Cognitive FX does great things for some people. No doubt. But their treatment is too much ‘one size fits all’ and some patients come out worse.
Unfortunately, for me their treatment has worked out totally wrong. I was functioning reasonably well before I went to CFX and hoped to get a final boost in my concussion recovery. Instead, I totally crashed in the month following treatment. All of my concussion symptoms deteriorated. Now, six months after finishing treatment, I am still much worse than before going to CFX. I work 9 hours a week now, where I worked 30 before CFX. I still hope that the damage that CFX has caused is temporary and not permanent. This has been a mentally challenging time.
After CFX, three different specialists have confirmed that I got overtrained by the physical interval-training which CFX gave me as homework. One of them told me that even professional athletes only do this training twice a week. CFX instructed me to do it five times a week. This led to insufficient recovery time between trainings and a build up of stress in my body, with eventually a ‘collapse’ of my autonomic nervous system, which obviously was still in a fragile condition as a result of the concussion.
I know that CFX has been an amazing help for a part of PCS-patients. They definitely do good things for some. However, the figures about improvement they present are not realistic, because these are based on a score which is just a figure on paper. My score improved as well, but in the end feeling better and having less symptoms is what matters. An improvement on paper is of no value, but is great for marketing purposes. Besides, there is no scientific validation of their measurement. They can basically write down any score and no one can check it.
The treatment is too much ‘one size fits all’ with no proper follow up after treatment. This means a risk of not signaling problems in time, as happened with me. My story is not unique and I spoke to quite a lot of others with similar experiences.
Even though CFX is willing to help after treatment, they seem not to be really concerned about cases like mine. I regret this, because I think it is also an opportunity to understand what can go wrong and how they can improve their treatment. It would have been a sign of strength if they would have been more critical towards themselves.

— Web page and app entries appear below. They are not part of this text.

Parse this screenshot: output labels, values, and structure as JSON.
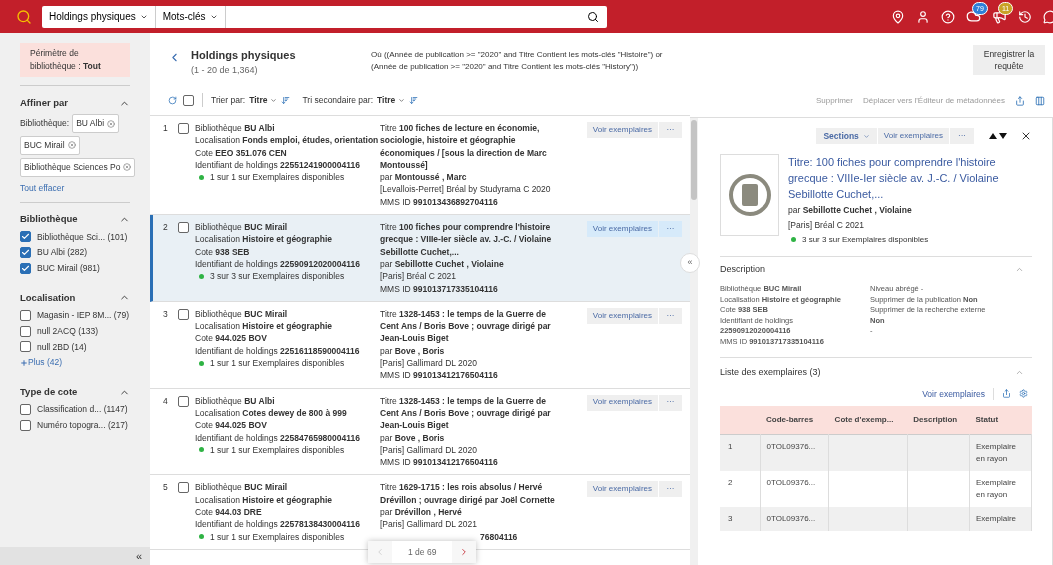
{
  "topbar": {
    "scope": "Holdings physiques",
    "field": "Mots-clés",
    "badges": [
      {
        "kind": "cloud",
        "count": "79",
        "color": "#2f7fd8"
      },
      {
        "kind": "megaphone",
        "count": "11",
        "color": "#c9a227"
      }
    ]
  },
  "sidebar": {
    "scope_label": "Périmètre de bibliothèque : **Tout**",
    "refine_title": "Affiner par",
    "chips_label": "Bibliothèque:",
    "chips": [
      "BU Albi",
      "BUC Mirail",
      "Bibliothèque Sciences Po"
    ],
    "clear": "Tout effacer",
    "facets": [
      {
        "title": "Bibliothèque",
        "expanded": true,
        "items": [
          {
            "label": "Bibliothèque Sci...",
            "count": "(101)",
            "checked": true
          },
          {
            "label": "BU Albi",
            "count": "(282)",
            "checked": true
          },
          {
            "label": "BUC Mirail",
            "count": "(981)",
            "checked": true
          }
        ]
      },
      {
        "title": "Localisation",
        "expanded": true,
        "items": [
          {
            "label": "Magasin - IEP 8M...",
            "count": "(79)",
            "checked": false
          },
          {
            "label": "null 2ACQ",
            "count": "(133)",
            "checked": false
          },
          {
            "label": "null 2BD",
            "count": "(14)",
            "checked": false
          }
        ],
        "more": "Plus (42)"
      },
      {
        "title": "Type de cote",
        "expanded": true,
        "items": [
          {
            "label": "Classification d...",
            "count": "(1147)",
            "checked": false
          },
          {
            "label": "Numéro topogra...",
            "count": "(217)",
            "checked": false
          }
        ]
      }
    ],
    "collapse": "«"
  },
  "results": {
    "title": "Holdings physiques",
    "range": "(1 - 20 de 1,364)",
    "query": "Où ((Année de publication >= \"2020\" and Titre Contient les mots-clés \"Histoire\") or (Année de publication >= \"2020\" and Titre Contient les mots-clés \"History\"))",
    "save": "Enregistrer la requête",
    "select_all": false,
    "sort_label": "Trier par:",
    "sort_value": "Titre",
    "sort2_label": "Tri secondaire par:",
    "sort2_value": "Titre",
    "delete": "Supprimer",
    "move": "Déplacer vers l'Éditeur de métadonnées",
    "rows": [
      {
        "num": "1",
        "selected": false,
        "checked": false,
        "left": [
          {
            "label": "Bibliothèque",
            "value": "BU Albi"
          },
          {
            "label": "Localisation",
            "value": "Fonds emploi, études, orientation"
          },
          {
            "label": "Cote",
            "value": "EEO 351.076 CEN"
          },
          {
            "label": "Identifiant de holdings",
            "value": "22551241900004116"
          }
        ],
        "status": "1 sur 1 sur Exemplaires disponibles",
        "right": [
          {
            "label": "Titre",
            "value": "100 fiches de lecture en économie, sociologie, histoire et géographie économiques / [sous la direction de Marc Montoussé]"
          },
          {
            "label": "par",
            "value": "Montoussé , Marc"
          },
          {
            "value": "[Levallois-Perret] Bréal by Studyrama C 2020"
          },
          {
            "label": "MMS ID",
            "value": "991013436892704116"
          }
        ],
        "button": "Voir exemplaires",
        "more": "···"
      },
      {
        "num": "2",
        "selected": true,
        "checked": false,
        "left": [
          {
            "label": "Bibliothèque",
            "value": "BUC Mirail"
          },
          {
            "label": "Localisation",
            "value": "Histoire et géographie"
          },
          {
            "label": "Cote",
            "value": "938 SEB"
          },
          {
            "label": "Identifiant de holdings",
            "value": "22590912020004116"
          }
        ],
        "status": "3 sur 3 sur Exemplaires disponibles",
        "right": [
          {
            "label": "Titre",
            "value": "100 fiches pour comprendre l'histoire grecque : VIIIe-Ier siècle av. J.-C. / Violaine Sebillotte Cuchet,..."
          },
          {
            "label": "par",
            "value": "Sebillotte Cuchet , Violaine"
          },
          {
            "value": "[Paris] Bréal C 2021"
          },
          {
            "label": "MMS ID",
            "value": "991013717335104116"
          }
        ],
        "button": "Voir exemplaires",
        "more": "···"
      },
      {
        "num": "3",
        "selected": false,
        "checked": false,
        "left": [
          {
            "label": "Bibliothèque",
            "value": "BUC Mirail"
          },
          {
            "label": "Localisation",
            "value": "Histoire et géographie"
          },
          {
            "label": "Cote",
            "value": "944.025 BOV"
          },
          {
            "label": "Identifiant de holdings",
            "value": "22516118590004116"
          }
        ],
        "status": "1 sur 1 sur Exemplaires disponibles",
        "right": [
          {
            "label": "Titre",
            "value": "1328-1453 : le temps de la Guerre de Cent Ans / Boris Bove ; ouvrage dirigé par Jean-Louis Biget"
          },
          {
            "label": "par",
            "value": "Bove , Boris"
          },
          {
            "value": "[Paris] Gallimard DL 2020"
          },
          {
            "label": "MMS ID",
            "value": "991013412176504116"
          }
        ],
        "button": "Voir exemplaires",
        "more": "···"
      },
      {
        "num": "4",
        "selected": false,
        "checked": false,
        "left": [
          {
            "label": "Bibliothèque",
            "value": "BU Albi"
          },
          {
            "label": "Localisation",
            "value": "Cotes dewey de 800 à 999"
          },
          {
            "label": "Cote",
            "value": "944.025 BOV"
          },
          {
            "label": "Identifiant de holdings",
            "value": "22584765980004116"
          }
        ],
        "status": "1 sur 1 sur Exemplaires disponibles",
        "right": [
          {
            "label": "Titre",
            "value": "1328-1453 : le temps de la Guerre de Cent Ans / Boris Bove ; ouvrage dirigé par Jean-Louis Biget"
          },
          {
            "label": "par",
            "value": "Bove , Boris"
          },
          {
            "value": "[Paris] Gallimard DL 2020"
          },
          {
            "label": "MMS ID",
            "value": "991013412176504116"
          }
        ],
        "button": "Voir exemplaires",
        "more": "···"
      },
      {
        "num": "5",
        "selected": false,
        "checked": false,
        "left": [
          {
            "label": "Bibliothèque",
            "value": "BUC Mirail"
          },
          {
            "label": "Localisation",
            "value": "Histoire et géographie"
          },
          {
            "label": "Cote",
            "value": "944.03 DRE"
          },
          {
            "label": "Identifiant de holdings",
            "value": "22578138430004116"
          }
        ],
        "status": "1 sur 1 sur Exemplaires disponibles",
        "right": [
          {
            "label": "Titre",
            "value": "1629-1715 : les rois absolus / Hervé Drévillon ; ouvrage dirigé par Joël Cornette"
          },
          {
            "label": "par",
            "value": "Drévillon , Hervé"
          },
          {
            "value": "[Paris] Gallimard DL 2021"
          },
          {
            "value": "76804116"
          }
        ],
        "button": "Voir exemplaires",
        "more": "···"
      }
    ],
    "pager": {
      "text": "1 de 69"
    },
    "panel_toggle": "«"
  },
  "detail": {
    "sections": "Sections",
    "button": "Voir exemplaires",
    "more": "···",
    "title": "Titre: 100 fiches pour comprendre l'histoire grecque : VIIIe-Ier siècle av. J.-C. / Violaine Sebillotte Cuchet,...",
    "author_label": "par",
    "author": "Sebillotte Cuchet , Violaine",
    "publisher": "[Paris] Bréal C 2021",
    "status": "3 sur 3 sur Exemplaires disponibles",
    "description": {
      "title": "Description",
      "expanded": true,
      "left": [
        "Bibliothèque **BUC Mirail**",
        "Localisation **Histoire et géographie**",
        "Cote **938 SEB**",
        "Identifiant de holdings",
        "**22590912020004116**",
        "MMS ID **991013717335104116**"
      ],
      "right": [
        "Niveau abrégé -",
        "Supprimer de la publication **Non**",
        "Supprimer de la recherche externe",
        "**Non**",
        "-"
      ]
    },
    "items": {
      "title": "Liste des exemplaires (3)",
      "expanded": true,
      "link": "Voir exemplaires",
      "columns": [
        "Code-barres",
        "Cote d'exemp...",
        "Description",
        "Statut"
      ],
      "rows": [
        {
          "num": "1",
          "cells": [
            "0TOL09376...",
            "",
            "",
            "Exemplaire en rayon"
          ]
        },
        {
          "num": "2",
          "cells": [
            "0TOL09376...",
            "",
            "",
            "Exemplaire en rayon"
          ]
        },
        {
          "num": "3",
          "cells": [
            "0TOL09376...",
            "",
            "",
            "Exemplaire"
          ]
        }
      ]
    }
  }
}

I talked to one of the doctors two months after treatment and instead of admitting that the interval training could be part of the problem, they advised me to have my hormones tested and gave me a long list of tests. Some of these seemed to be unrealistic, as they are related to problems which I never experienced at all (e.g. weight gain, sexual problems, urinary problems, etc). I got the feeling that they ‘wanted to give me something to keep me busy’. I had my hormones tested, just to be sure, and as expected, nothing came out.
Most striking was that the CFX doctor gave me a name of a particular hormone doctor, who turned out to be a naturopath, so not a real doctor. This naturopath treats with pig hormones, which I discussed with a friend of mine who is a proper endocrinologist and he was very surprised and strongly advised against this. I do not know whether this was simply ignorance or not, but it was a further contributor of losing my confidence in CFX. I’m glad I did not pursue this road to avoid even further problems. After this call, I never heard back anymore from CFX. Not a single line of text asking for example whether I had my hormones tested or just how it was going.
I truly hope that they will take feedback like this seriously. Unfortunately I learned the hard way that “If it doesn’t help, it doesn’t hurt” does not apply to CFX. Also, I find it important for people who contemplate CFX to have a fair and realistic view and therefore I have taken time to share my experience.